A 1-3/4 inch thick hunk of chestnut being trimmed to “straighten” the grain lines.

A picture/poster frame can be a nice one-day or weekend project. Four sticks of wood with a bit of joinery. No big deal. Or, you can work like me and enjoy weeks of fun and lessons learned the hard way. 

For my support of Austin-based singer/songwriter Carrie Elkin’s Kickstarter campaign I received some fun swag. In addition to her touch-your-soul music, there was a 12 x 18 letterpress poster which deserves a nice frame. Check out THE PENNY COLLECTOR if you are interested (hint: you should be).

Parts milled (jointed and planed) four-square but a bit over-sized. This allowed me to decide on widths of each element.

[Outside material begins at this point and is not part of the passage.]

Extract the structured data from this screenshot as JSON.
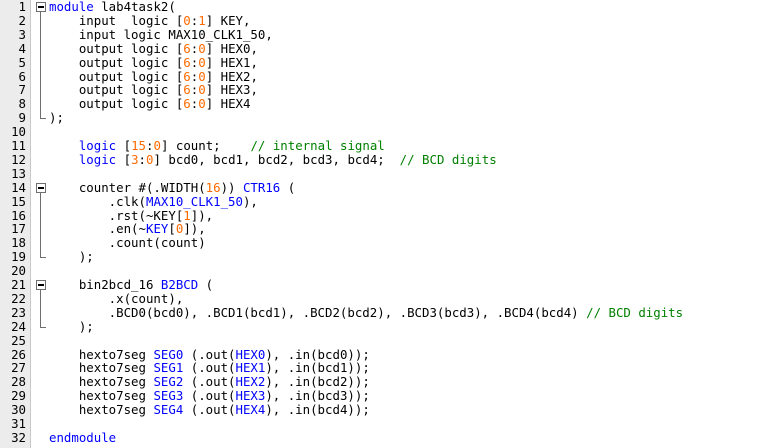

For this project I used the last remains of the large Chestnut slab I bought from a Maryland hardwood dealer several years ago. This would be tricky with some rotted areas to contend with. I selected half-blind dovetail or maybe it should be called dovetailed ship-lapped for the joinery. The stiles were identical while the top and bottom rails would each have different thicknesses and widths. The stiles came in at ~1/2 inch thick, top rail ~3/4 inch and the bottom ~5/8 inch.

The four sticks were rough cut from the slab at the band saw, then one face and one edge made true at the jointer. Power planing took the pieces to final thickness. All sticks were over-sized at this point. Rabbets were routed to receive the glass, poster and backer. Stiles were through cuts and the rails stopped, then squared with chisel.

Dovetails cut on stiles. A small ledge was created on the upper face to create a shoulder.

Dovetails were marked at each end of the stiles. Shoulders yield 18 inches between the upper and lower rail rabbets and 12 inches between the stile rabbets. A 1/32 inch ledge was created at the router table, then the dovetails cut at the band saw. Final clean up with chisel to create clean shoulders. In the photo you can see the consequence of making through rabbets. The tail is flush to the socket so should be fine. However, that small triangular area is fragile and broke off on two of the joints. Not a big deal as the contact at intersection is intact. However, as I was cutting these (and the sockets) freehand I did not need to keep them to standard shape. Small lesson learned (more serious lessons to follow).

Ready to begin chisel paring to the knife lines. What you do not see in this image, but can tell if you are familiar with the Roubo wagon vise, is the cavity underneath where I am about to cut with the chisel. Yes, I cut right through to the face with major blow out.

Sockets were first cut with a trim router and straight bit. I stayed away from the knife lines. The router makes a nice flat reference depth (unless you tip the silly router as you work). The top rail went well and fit nicely with just a bit of chisel finessing. The bottom rail began as a minor problem and then escalated. The underside had considerable rot, which I was aware of. I was not, however, aware of how deep and extensive that rot was. Then the big lesson. After routing the base depth, I began to pare to the knife lines and KAPOW! Chisel went right through the face side. Why, you might ask. Well the rail was directly above a cavity in the workbench. That cavity is for the wagon vise block to move in and out. I saved the two large and one small busted pieces thinking I might be able to repair. Later I will discover the puzzle would not go together.

Next up: Glue up and repair and prayers